Intersectional Feminism- How to support the movement!
Most know that feminism is the movement set on achieving gender equality. But not as many know what intersectional feminism is. Intersectional Feminism as a term, was first coined by American professor Kimberle Crenshaw in the year 1989. It is the study of overlapping or intersecting social identities and related systems of oppression, domination, or discrimination. It means that women experience oppression in varying configurations and in varying degrees of intensity. Patterns of oppression are not just interrelated but are influenced by those interrelations. We are complex beings, with multiple levels of identity, living in a society with multiple inequities, so the reality is that many of us are navigating multiple systems of oppression and discrimination at the same time.
An important pillar of feminism is to recognize the different lived experiences and intersectional identities of all women. It is crucial to acknowledge that in order to achieve equality we must always be mindful of our differences. There are interlocking systems of power that affect those who have multiple identities. When challenging the status quo in the fight for gender equality we must always consider that oppression based on race, sexual orientation, age, ethnicity, class, and religion will compound the experience of gender inequality for the most marginalized in our society. And so, intersectional feminism recognizes that feminism is not and cannot be a one-size-fits-all phenomenon. It recognizes that we must acknowledge and include minority voices. We must remember that feminism isn’t just me and mine—it’s us and ours.
How we can support the intersectional feminist movement;
- Listen and learn! Listen to the most marginalized voices in society and hold space for them to use their voice at every level. Learn about other people’s experiences that you’re less familiar with (e.g. in terms of ethnicity, race, sexuality, etc.) and educate yourself.
- Understand! Understand that your reality and feminist goals may not be the standard and that every person suffering under systematically patriarchal structures might have a significantly different background, situation, and lived experience.
- Talk! Talk with others about the existing shortcomings. Challenge people who say sexist expressions or use another derogatory language in every day private life. Use your voice and reach to already be political on personal levels.

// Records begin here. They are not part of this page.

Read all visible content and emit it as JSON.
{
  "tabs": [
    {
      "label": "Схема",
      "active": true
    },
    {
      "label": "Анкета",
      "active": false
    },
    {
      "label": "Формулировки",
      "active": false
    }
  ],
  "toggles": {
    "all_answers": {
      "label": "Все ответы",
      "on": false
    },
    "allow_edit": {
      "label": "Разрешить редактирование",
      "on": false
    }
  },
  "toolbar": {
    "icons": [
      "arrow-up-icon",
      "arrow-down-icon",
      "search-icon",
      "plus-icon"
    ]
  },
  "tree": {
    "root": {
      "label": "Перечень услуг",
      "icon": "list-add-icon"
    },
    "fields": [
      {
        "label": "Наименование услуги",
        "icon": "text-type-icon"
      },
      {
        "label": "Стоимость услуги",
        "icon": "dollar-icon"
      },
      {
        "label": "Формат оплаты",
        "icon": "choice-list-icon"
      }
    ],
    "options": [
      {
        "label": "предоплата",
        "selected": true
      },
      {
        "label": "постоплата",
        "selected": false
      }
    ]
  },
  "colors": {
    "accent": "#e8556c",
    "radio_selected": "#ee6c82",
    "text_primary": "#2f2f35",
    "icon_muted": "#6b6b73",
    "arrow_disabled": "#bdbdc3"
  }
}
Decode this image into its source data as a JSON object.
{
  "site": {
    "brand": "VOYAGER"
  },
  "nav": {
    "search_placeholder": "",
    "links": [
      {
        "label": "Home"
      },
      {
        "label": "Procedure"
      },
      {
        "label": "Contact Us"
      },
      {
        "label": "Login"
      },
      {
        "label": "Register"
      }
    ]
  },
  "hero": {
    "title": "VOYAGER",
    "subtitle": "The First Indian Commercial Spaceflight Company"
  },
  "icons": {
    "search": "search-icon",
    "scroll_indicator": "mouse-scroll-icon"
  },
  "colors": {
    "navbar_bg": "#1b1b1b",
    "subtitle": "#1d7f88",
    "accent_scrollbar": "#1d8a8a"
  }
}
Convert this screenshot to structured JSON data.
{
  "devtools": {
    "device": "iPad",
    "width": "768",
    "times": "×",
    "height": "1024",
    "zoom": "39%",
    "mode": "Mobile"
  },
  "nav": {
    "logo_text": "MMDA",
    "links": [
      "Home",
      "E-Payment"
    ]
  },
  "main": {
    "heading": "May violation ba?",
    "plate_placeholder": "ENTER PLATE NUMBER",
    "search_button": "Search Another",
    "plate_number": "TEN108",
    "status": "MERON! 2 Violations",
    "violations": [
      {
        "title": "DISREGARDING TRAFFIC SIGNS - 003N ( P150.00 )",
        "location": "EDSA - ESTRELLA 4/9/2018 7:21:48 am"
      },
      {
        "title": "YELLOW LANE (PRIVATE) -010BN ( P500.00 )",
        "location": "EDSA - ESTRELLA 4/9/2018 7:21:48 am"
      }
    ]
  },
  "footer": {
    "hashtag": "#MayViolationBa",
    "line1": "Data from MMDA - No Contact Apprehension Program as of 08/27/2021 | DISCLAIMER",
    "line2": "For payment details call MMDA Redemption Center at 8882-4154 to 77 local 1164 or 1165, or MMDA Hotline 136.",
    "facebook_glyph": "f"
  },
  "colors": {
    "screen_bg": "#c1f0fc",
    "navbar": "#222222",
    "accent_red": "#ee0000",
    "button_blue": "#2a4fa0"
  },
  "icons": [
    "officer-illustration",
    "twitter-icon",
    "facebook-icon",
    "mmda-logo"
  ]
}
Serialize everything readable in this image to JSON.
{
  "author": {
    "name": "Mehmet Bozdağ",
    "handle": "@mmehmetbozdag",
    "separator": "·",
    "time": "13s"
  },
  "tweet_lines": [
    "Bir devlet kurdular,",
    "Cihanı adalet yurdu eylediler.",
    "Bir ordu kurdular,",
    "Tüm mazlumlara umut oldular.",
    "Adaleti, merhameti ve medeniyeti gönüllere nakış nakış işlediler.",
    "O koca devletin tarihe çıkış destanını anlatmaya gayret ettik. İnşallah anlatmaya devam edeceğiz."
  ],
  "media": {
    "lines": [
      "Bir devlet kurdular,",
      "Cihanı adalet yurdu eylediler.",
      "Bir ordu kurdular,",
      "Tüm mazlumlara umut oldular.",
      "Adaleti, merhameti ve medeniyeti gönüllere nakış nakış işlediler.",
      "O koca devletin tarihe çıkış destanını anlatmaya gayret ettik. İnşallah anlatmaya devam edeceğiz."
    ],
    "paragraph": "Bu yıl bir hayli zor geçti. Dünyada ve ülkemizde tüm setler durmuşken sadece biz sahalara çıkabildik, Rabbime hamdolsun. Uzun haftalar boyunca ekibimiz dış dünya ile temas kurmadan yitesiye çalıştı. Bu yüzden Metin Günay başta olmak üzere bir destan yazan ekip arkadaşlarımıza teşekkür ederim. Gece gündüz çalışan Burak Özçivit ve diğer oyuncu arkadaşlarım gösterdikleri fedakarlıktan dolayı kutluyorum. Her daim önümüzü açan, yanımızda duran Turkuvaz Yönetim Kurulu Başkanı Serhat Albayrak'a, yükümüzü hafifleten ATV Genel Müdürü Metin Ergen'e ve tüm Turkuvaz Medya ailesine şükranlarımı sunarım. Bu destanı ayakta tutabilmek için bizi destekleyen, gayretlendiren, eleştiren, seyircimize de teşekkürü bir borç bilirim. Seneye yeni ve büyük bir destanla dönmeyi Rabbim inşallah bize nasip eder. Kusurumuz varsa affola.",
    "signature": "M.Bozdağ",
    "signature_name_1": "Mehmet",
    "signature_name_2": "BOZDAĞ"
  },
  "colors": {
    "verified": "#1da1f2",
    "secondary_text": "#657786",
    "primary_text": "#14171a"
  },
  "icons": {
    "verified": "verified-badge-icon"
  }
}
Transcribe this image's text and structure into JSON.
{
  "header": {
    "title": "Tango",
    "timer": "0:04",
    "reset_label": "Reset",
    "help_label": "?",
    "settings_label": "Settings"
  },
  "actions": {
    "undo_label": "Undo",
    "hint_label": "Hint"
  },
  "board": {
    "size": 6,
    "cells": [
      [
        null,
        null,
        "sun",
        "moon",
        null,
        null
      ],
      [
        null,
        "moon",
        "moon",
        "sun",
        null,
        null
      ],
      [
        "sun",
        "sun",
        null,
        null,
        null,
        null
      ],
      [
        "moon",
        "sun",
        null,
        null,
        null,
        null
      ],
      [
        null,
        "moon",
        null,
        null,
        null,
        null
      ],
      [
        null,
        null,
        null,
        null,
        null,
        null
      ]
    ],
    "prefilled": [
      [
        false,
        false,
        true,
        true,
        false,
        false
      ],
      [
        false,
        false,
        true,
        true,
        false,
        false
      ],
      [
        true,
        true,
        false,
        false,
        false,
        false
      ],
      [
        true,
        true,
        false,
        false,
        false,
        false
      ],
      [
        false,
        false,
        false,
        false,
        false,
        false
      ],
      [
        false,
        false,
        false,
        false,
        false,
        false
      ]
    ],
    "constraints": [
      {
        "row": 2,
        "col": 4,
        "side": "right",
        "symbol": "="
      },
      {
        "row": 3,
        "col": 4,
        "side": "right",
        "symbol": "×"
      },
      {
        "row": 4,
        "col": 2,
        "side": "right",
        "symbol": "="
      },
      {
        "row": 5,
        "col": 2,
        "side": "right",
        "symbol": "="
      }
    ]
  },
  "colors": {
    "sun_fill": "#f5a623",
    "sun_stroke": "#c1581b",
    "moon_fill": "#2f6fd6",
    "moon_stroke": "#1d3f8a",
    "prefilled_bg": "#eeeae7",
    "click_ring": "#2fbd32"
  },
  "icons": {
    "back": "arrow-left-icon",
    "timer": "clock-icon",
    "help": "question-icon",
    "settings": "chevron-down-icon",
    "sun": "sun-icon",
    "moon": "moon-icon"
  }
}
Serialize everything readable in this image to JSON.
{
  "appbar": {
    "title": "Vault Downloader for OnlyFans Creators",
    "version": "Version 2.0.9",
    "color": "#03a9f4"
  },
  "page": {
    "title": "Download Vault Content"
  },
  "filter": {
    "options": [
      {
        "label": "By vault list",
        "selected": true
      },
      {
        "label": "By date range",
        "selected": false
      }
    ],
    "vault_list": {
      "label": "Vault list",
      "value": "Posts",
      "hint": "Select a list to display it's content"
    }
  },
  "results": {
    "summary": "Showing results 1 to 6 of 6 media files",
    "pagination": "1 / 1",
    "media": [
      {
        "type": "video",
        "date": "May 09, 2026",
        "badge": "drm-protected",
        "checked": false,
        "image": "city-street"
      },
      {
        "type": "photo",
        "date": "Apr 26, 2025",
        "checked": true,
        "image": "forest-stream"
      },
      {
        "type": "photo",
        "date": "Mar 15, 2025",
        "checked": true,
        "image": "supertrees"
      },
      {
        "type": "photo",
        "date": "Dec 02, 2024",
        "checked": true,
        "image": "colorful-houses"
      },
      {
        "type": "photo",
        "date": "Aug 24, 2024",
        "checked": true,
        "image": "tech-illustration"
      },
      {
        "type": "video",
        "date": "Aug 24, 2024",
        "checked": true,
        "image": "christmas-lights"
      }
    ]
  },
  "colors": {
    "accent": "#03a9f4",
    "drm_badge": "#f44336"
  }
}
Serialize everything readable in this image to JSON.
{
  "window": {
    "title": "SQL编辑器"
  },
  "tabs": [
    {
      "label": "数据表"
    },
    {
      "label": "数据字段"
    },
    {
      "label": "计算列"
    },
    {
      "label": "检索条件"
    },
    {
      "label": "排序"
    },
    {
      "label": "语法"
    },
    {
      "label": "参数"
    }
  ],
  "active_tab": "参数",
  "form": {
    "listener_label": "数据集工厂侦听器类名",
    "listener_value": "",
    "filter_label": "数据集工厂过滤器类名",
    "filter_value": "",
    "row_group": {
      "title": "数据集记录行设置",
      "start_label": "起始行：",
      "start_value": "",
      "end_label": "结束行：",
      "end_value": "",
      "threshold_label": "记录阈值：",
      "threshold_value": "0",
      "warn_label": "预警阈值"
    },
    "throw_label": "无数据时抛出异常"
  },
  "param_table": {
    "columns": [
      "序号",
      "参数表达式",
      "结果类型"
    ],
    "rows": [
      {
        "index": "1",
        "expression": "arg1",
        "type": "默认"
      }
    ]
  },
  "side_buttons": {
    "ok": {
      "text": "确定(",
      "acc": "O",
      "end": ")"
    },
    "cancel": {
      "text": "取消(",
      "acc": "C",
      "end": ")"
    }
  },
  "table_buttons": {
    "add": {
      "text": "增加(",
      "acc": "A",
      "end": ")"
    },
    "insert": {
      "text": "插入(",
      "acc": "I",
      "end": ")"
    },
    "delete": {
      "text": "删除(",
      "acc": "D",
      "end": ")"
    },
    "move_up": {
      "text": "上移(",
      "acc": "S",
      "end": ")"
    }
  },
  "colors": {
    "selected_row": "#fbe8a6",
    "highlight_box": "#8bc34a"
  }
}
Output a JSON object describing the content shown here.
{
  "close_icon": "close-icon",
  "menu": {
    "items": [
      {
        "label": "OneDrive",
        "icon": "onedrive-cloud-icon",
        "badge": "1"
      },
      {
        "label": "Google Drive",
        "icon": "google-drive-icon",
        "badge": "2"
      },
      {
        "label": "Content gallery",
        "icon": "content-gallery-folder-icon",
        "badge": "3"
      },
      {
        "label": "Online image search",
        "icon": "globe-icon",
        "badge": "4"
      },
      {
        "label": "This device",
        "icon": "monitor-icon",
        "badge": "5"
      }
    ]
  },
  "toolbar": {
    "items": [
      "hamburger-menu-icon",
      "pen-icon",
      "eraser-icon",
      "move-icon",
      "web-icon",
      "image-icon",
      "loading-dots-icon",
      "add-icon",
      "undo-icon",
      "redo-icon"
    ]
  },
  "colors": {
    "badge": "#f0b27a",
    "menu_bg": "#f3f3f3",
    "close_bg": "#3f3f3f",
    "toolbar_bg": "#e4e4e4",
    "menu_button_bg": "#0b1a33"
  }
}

- Challenge! Challenge your own privilege and mindset. So much of what we learned has been taught by a society that values men’s rights more than women’s, but also certain races have more rights and privileges, certain sexual orientations, certain ages, ethnicities, and classes too. So challenge the existing structures both around you and within you, challenge your own thinking and behavior.